Zahra Ugaas Farah says her mission in life is to champion women's rights in Somalia to promote peace. When war broke out in the early 1990s, Zahra says she could not watch the unfolding chaos and bloodshed without taking action. In 1992, she established an NGO in Mogadishu called the Family Empowerment and Relief Organisation (FERO) to assist victims of the conflict and work towards sustainable peace.
"Women and children started paying the highest price in the senseless killings and there was a total breakdown of the rule of law. Having experienced this horrible situation, I decided to volunteer and lead by example with humanitarian work to help the most vulnerable people in society," Zahra said.
"I am tirelessly searching for long lasting peace in Somalia," she explained. "Peace is the mother of development and without peace we cannot progress as a nation," she added. "We have a new government in place now and we should use this as an opportunity to bring everyone together to work on a long-term peace plan".
Over the years Zahra has enforced various peace initiatives through FERO, which implements projects across South Central Somalia. One of her first peace initiatives was through a workshop called — The Role of Somali Woman in Peace Building held in Kenya in 2002.
It allowed women delegates from civil society, the former Transitional National Government (TNG), warring factions and female observers at the Somali National Peace Conference to discuss how they could contribute and bring about peace.
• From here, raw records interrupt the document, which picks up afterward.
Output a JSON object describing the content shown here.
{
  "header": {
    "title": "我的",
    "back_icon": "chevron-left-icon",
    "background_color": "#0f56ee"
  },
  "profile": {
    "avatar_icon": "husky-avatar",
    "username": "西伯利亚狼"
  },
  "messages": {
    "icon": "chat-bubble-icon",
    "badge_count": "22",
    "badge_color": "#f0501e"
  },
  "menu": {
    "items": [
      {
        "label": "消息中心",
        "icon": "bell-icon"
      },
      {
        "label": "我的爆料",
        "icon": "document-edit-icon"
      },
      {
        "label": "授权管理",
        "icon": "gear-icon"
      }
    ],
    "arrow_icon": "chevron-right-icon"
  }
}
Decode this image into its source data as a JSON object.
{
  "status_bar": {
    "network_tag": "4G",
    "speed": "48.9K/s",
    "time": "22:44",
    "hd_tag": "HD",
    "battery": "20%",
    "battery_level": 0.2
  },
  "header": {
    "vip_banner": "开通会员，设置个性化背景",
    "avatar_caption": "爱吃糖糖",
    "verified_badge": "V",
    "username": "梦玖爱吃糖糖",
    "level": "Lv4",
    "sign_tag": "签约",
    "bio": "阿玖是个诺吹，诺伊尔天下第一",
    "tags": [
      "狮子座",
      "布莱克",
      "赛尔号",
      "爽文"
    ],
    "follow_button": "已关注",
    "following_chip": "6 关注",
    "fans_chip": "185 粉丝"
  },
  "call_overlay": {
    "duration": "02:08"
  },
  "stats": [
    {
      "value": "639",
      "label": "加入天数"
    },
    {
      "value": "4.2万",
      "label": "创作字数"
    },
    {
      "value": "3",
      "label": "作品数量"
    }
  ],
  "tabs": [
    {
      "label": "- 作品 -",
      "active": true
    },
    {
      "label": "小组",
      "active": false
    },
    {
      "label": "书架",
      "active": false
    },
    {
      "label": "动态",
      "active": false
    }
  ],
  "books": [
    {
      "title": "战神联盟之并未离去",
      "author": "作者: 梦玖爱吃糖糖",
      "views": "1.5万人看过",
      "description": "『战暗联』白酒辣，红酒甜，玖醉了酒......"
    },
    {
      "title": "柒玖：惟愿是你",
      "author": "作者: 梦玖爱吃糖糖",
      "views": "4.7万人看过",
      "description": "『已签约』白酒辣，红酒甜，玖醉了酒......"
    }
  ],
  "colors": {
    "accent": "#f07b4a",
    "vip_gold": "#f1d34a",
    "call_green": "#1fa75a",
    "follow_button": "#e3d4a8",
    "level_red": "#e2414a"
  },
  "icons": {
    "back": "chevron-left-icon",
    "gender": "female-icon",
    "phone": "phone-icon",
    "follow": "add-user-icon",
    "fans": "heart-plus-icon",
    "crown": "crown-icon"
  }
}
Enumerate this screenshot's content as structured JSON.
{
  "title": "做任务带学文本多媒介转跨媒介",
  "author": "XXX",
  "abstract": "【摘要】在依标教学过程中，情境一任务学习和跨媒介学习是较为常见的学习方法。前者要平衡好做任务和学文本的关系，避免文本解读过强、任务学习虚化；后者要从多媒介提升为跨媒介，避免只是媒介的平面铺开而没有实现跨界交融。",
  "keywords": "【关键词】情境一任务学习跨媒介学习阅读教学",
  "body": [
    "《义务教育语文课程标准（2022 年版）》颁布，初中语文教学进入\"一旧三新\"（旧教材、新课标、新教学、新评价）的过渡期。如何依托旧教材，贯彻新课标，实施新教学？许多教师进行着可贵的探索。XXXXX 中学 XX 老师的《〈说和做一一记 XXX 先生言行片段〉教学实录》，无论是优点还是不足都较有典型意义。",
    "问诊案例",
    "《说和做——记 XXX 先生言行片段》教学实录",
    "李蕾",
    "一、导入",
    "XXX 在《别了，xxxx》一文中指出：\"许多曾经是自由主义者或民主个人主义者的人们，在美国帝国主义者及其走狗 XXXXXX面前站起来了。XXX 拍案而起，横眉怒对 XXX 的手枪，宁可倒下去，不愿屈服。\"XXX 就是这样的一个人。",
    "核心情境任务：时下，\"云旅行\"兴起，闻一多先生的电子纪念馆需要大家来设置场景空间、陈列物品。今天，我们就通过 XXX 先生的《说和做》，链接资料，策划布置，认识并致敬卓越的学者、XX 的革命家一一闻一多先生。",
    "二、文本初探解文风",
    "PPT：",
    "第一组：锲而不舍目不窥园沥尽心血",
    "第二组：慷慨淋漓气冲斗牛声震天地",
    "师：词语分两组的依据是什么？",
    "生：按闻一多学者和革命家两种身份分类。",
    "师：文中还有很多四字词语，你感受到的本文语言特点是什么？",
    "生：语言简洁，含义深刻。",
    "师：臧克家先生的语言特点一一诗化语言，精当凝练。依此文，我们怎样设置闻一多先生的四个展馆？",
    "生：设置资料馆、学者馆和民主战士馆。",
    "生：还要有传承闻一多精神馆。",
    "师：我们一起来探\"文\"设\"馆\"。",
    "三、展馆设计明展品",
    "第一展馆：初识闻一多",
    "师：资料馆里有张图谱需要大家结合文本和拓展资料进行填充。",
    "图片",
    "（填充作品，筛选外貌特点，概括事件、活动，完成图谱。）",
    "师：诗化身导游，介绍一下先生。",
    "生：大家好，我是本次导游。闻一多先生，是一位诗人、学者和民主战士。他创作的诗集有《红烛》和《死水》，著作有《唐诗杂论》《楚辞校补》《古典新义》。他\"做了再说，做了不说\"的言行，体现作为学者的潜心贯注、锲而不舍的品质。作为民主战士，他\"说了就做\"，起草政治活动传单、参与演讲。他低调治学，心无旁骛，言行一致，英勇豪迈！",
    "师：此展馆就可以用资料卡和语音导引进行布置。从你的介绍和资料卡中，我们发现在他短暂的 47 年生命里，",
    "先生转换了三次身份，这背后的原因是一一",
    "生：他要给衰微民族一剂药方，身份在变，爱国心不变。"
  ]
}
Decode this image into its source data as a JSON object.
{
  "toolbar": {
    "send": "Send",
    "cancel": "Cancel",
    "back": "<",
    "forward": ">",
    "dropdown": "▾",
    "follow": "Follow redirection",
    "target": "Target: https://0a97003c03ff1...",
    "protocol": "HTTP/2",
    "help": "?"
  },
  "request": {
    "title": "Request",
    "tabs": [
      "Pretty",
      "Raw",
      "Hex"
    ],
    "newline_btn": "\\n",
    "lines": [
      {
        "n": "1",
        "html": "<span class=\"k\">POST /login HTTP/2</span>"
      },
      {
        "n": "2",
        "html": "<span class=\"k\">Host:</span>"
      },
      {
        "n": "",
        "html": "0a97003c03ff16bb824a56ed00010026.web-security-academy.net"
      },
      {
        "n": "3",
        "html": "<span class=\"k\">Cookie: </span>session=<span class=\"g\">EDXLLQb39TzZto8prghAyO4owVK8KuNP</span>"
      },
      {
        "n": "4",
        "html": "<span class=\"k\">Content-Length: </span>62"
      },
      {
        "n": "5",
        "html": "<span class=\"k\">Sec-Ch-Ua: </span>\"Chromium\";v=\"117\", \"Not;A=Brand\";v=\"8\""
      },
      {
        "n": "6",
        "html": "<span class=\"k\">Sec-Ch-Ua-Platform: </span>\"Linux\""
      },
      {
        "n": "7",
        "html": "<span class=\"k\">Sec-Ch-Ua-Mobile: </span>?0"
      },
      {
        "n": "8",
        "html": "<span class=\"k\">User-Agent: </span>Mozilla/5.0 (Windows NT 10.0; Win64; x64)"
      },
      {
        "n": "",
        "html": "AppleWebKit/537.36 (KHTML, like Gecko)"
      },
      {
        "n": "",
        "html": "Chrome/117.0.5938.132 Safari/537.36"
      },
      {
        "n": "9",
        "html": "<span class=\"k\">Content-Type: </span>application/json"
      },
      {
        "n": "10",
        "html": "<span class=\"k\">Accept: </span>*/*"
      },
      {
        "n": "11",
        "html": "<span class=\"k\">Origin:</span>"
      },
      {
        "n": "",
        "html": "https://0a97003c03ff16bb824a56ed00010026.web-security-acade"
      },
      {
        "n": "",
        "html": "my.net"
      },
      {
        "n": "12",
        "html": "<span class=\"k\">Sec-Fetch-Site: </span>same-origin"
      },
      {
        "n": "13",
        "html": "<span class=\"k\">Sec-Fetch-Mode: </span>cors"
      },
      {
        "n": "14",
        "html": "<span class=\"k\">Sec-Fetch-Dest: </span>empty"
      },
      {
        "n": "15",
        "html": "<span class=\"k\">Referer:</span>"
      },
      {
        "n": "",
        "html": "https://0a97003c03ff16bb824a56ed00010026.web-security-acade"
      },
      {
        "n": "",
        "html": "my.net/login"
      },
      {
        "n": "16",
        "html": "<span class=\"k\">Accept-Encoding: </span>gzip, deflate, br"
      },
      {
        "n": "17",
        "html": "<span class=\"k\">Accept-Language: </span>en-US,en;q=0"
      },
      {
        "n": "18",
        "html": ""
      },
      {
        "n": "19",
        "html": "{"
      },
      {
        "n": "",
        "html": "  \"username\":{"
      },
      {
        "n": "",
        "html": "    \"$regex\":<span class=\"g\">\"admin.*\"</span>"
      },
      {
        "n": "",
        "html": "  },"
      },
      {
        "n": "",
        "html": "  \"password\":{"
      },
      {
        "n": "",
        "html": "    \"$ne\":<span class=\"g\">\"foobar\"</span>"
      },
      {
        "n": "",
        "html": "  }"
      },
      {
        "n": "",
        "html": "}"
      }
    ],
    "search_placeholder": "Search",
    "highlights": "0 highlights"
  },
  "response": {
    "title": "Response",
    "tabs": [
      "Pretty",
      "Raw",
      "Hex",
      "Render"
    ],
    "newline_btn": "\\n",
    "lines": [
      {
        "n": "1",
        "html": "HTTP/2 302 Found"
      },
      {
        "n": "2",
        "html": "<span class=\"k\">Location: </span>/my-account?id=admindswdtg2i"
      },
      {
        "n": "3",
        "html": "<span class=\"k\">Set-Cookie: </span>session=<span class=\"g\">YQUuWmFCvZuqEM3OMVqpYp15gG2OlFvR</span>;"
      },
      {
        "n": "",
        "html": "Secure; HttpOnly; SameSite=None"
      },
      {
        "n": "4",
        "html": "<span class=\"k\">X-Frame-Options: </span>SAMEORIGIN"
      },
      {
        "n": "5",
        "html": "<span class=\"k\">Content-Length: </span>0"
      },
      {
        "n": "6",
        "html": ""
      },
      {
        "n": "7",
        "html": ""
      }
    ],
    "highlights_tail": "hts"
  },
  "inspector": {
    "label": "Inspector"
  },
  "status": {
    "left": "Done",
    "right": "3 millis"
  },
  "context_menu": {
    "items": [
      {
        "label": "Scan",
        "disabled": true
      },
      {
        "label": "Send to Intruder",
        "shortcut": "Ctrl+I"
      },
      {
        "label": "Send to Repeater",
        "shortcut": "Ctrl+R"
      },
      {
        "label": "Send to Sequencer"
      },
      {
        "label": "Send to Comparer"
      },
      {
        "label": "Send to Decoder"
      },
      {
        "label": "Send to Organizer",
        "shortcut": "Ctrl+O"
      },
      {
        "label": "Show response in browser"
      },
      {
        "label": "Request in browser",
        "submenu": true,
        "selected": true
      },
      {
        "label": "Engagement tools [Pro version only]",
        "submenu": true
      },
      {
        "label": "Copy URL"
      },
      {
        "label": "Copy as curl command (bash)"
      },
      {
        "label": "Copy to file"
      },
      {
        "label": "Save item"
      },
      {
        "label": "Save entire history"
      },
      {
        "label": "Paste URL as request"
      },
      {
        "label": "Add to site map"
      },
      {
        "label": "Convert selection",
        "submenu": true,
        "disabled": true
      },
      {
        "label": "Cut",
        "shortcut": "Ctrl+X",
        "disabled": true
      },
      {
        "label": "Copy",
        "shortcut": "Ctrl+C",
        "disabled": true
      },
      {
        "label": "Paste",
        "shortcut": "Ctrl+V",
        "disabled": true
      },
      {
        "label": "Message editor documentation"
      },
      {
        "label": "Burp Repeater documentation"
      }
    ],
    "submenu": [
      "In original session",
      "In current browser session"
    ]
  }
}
The Somali Women, Peace and Education Centre was also established in Mogadishu by FERO in 2002 giving more than 200 women and girls an insight into conflict resolution and offered them skills for income generation.
In the past, FERO has organised football and basketball matches in South Central Somalia with mixed teams comprised of players from different clans who are playing together, on the same side, to compete for peace trophies. Empowerment and peace-building forums have been held on a large scale as part of FERO's activities, allowing women to take stock, enhance negotiation skills, exchange information and discuss ideas.
For example, seventy women's groups, including teachers, nurses, scholars and business women from the Banadir region attended a five-day peace-building workshop in Mogadishu in 2007.
On a national level, Zahra has participated in a number of peace processes sponsored by the international community, including, Arte, Djibouti in 2000 and Mbagati, Nairobi in 2004.
Zahra was elected as the Vice-Chair of the reconciliation committees in both processes. "I feel proud to have been part of both processes and am proud of the fact that I was able to ensure that Somali women's history was re-written and that their efforts and contributions have been appreciated," Zahra said. A power sharing agreement and the declaration of the then Transitional National Government were produced at Arte in August 2000. The process also established the '4.5 formula' in Somali politics, a system of fixed proportional representation by clan in both negotiations and transitional governments.
Somali women achieved a great deal of success at the Arte Conference as they were allowed to represent themselves as a 'sixth clan' joining four major clans and a coalition of smaller one.
"It was the first time Somali women were given the opportunity to sit with men and talk about peace," she added. Zahra believes that it is only through unity that Somali women can fight for their rights and actively participate in future peace-building and reconciliation initiatives. "Women should consider themselves as one single entity and not as members from different clans or tribes.
"Together they can make a difference in our communities," she said. (Salma Zulfiqar/The Independent)